Distinguished Fellow, Asia Society
1 December 2022
- Chris Buckley, After Xi’s Coronation, a Roar of Discontent Against His Hard-Line Politics, The New York Times, 1 December 2022
- TV report of Jiang Zemin’s final trip to Beijing, 1 December 2022
Related Material from Xi Jinping’s Empire of Tedium:
- Introduction 瞽 — You Should Look Back, 1 February 2022
- A Tally 單 — The Threnody of Tedium, 18 February 2022
- Chapter Twenty 咒 — A Hosanna for Chairman Mao & Canticles for Party General Secretary Xi, 22 October 2022
- Chapter Twenty-one 醒 — Awakenings — a Voice from Young China on the Duty to Rebel, 14 November 2022
- Appendix XXIII 空白 — How to Read a Blank Sheet of Paper, 30 November 2022
- Appendix XXV 贖 — ‘Ironic Points of Light’ — acts of redemption on the blank pages of history, 4 December 2022
- Appendix XXVI 囿 — A Ray of Light, A Glimmer of Hope — Li Yuan talks to Jeremy Goldkorn & to a Shanghai protester, 10 December 2022
- Appendix XXVII 謔— When Zig Turns Into Zag the Joke is on Everyone, 12 December 2022
From Viral Alarm — China Heritage Annual 2020:
- The innocent cry to Heaven. The odour of such a state is felt on high., 1 October 2020
- The Heart of The One Grows Ever More Arrogant and Proud, 10 March 2020
It’s My Duty
transcribed and translated by Geremie R. Barmé
We are the orphans of Tiananmen Square. We are the sprouts of hope that spring up after your prairie fire. We too have sunk to the bottom of the Yangtze River, just as we were buried under the wreckage of that high-speed train. We are the people accused of ‘ulterior motives’ involved in the bus crash in Guizhou and we are those who upset your stability maintenance by being incinerated in those apartments in Urumqi.
We are the ‘low-value people’ who wander throughout your Prosperous Age. We are the external forces crying out in solidarity with those inside your iron room.
We are the people of Hong Kong whose homeland has been stolen.
We are the Uyghurs who have been deprived of freedom.
We are all:
Liu Xiaobo, Ilham Tohti, Liu Xianbin, Chen Wei, Cao Shunli, Li Wangyang, Sun Zhigang, Lei Yang, Yang Gui, Wu Gan, Guo Yushan, Xu Zhiyong, Ai Xiaoming, Kou Yanding, Lu Yuyu, Ye Haiyan, Gao Zhisheng, Yu Wensheng, Xia Lin, Wang Yu, Li Heping, Wang Qiaoling, Zhang Zhan, Huang Simin, Li Mingzhe, Gui Minhai, Gao Yaojie, Jiang Yanyong, Li Wenliang.
We are all:
We are our own salvation, even locked up in your temporary hospitals.
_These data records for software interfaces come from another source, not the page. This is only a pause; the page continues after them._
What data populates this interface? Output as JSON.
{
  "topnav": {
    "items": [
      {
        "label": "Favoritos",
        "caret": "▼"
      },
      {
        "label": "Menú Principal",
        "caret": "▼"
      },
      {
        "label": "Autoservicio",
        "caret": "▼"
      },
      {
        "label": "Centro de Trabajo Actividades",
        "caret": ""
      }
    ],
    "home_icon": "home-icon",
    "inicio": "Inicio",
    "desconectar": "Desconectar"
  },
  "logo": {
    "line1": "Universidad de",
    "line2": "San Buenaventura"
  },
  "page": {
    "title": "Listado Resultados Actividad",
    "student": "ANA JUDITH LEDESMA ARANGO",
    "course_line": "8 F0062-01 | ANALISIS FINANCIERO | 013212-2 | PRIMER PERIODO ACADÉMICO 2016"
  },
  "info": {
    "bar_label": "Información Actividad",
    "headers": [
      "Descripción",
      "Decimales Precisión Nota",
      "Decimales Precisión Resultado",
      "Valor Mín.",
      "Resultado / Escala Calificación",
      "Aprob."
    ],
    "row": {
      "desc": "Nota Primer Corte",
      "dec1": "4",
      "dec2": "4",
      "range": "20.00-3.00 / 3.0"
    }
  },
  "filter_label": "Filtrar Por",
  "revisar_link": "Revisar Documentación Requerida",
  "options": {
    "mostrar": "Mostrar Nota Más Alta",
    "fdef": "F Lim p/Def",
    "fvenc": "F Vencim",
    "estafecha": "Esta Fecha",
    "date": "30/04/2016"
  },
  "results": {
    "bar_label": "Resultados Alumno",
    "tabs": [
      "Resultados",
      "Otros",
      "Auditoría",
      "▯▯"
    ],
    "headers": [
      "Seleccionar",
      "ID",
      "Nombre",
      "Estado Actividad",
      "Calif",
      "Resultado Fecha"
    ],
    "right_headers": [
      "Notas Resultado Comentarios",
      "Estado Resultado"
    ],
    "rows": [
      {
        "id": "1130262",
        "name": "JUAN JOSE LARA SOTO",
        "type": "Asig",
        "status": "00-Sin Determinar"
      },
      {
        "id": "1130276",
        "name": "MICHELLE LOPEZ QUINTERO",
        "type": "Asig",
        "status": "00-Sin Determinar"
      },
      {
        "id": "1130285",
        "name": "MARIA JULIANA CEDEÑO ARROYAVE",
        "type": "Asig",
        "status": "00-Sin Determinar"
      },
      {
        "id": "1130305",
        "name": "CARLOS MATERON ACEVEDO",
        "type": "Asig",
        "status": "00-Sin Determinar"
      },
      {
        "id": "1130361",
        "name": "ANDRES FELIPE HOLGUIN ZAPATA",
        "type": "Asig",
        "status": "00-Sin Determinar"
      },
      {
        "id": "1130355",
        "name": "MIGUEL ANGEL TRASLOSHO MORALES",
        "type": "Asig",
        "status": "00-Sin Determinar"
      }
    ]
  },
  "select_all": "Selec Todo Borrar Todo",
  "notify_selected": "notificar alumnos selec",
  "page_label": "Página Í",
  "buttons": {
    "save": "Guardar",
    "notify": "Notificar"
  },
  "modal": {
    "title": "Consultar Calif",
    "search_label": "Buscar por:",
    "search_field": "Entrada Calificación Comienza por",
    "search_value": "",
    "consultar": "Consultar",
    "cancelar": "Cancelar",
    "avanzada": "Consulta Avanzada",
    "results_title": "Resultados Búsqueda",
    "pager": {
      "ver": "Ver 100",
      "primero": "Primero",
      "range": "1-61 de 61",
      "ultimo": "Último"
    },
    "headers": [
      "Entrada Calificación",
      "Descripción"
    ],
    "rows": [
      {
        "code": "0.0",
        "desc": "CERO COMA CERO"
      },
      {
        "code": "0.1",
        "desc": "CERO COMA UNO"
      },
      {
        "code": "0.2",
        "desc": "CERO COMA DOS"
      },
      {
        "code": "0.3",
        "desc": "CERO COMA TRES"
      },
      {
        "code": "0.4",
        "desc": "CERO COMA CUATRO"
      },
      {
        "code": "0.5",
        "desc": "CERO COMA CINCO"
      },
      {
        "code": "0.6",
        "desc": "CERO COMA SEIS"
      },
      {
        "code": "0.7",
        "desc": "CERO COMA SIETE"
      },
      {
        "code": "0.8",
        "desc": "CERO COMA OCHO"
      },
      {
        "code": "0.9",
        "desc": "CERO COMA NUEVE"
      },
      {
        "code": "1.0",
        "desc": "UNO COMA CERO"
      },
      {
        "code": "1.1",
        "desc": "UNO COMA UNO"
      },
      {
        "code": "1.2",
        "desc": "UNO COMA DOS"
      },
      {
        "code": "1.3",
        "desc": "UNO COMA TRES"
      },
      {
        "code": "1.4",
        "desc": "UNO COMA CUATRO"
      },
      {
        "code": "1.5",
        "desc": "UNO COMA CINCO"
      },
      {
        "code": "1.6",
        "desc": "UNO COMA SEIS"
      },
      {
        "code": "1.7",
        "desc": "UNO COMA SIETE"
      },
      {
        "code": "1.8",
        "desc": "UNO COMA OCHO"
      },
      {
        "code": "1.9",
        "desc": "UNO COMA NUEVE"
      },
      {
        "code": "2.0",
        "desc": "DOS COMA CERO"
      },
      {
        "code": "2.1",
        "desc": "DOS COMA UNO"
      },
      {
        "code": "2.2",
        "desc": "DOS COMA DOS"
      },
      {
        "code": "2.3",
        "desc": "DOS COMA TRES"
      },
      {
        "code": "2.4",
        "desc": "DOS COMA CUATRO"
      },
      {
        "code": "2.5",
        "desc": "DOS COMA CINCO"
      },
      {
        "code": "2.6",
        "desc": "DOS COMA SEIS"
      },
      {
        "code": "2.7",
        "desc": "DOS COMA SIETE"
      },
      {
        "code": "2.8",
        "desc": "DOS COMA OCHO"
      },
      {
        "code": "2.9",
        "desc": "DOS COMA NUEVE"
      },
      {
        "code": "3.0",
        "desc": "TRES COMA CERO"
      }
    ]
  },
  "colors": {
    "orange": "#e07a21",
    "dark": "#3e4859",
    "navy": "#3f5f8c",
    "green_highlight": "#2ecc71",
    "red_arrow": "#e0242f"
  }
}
We are that yearning for freedom despite the chains. We are the voices that you would delete. We are the people of conscience that you throw out of their teaching jobs.
We are the last generation to tolerate this. We are the future of those who you would keep restrained.
‘We just don’t get it.’
‘We do not agree!’
We stood before your tanks.
We stand atop Sitong Overpass.
Today, we still stand and we are standing here.
Tomorrow, we will also be here to confront you.
‘IT’S MY DUTY’
‘It’s our duty’
Why, you ask?
Because it is my duty.
IT’S MY DUTY
“It’s our duty”
- Citizen’s Daily 公民日報, Facebook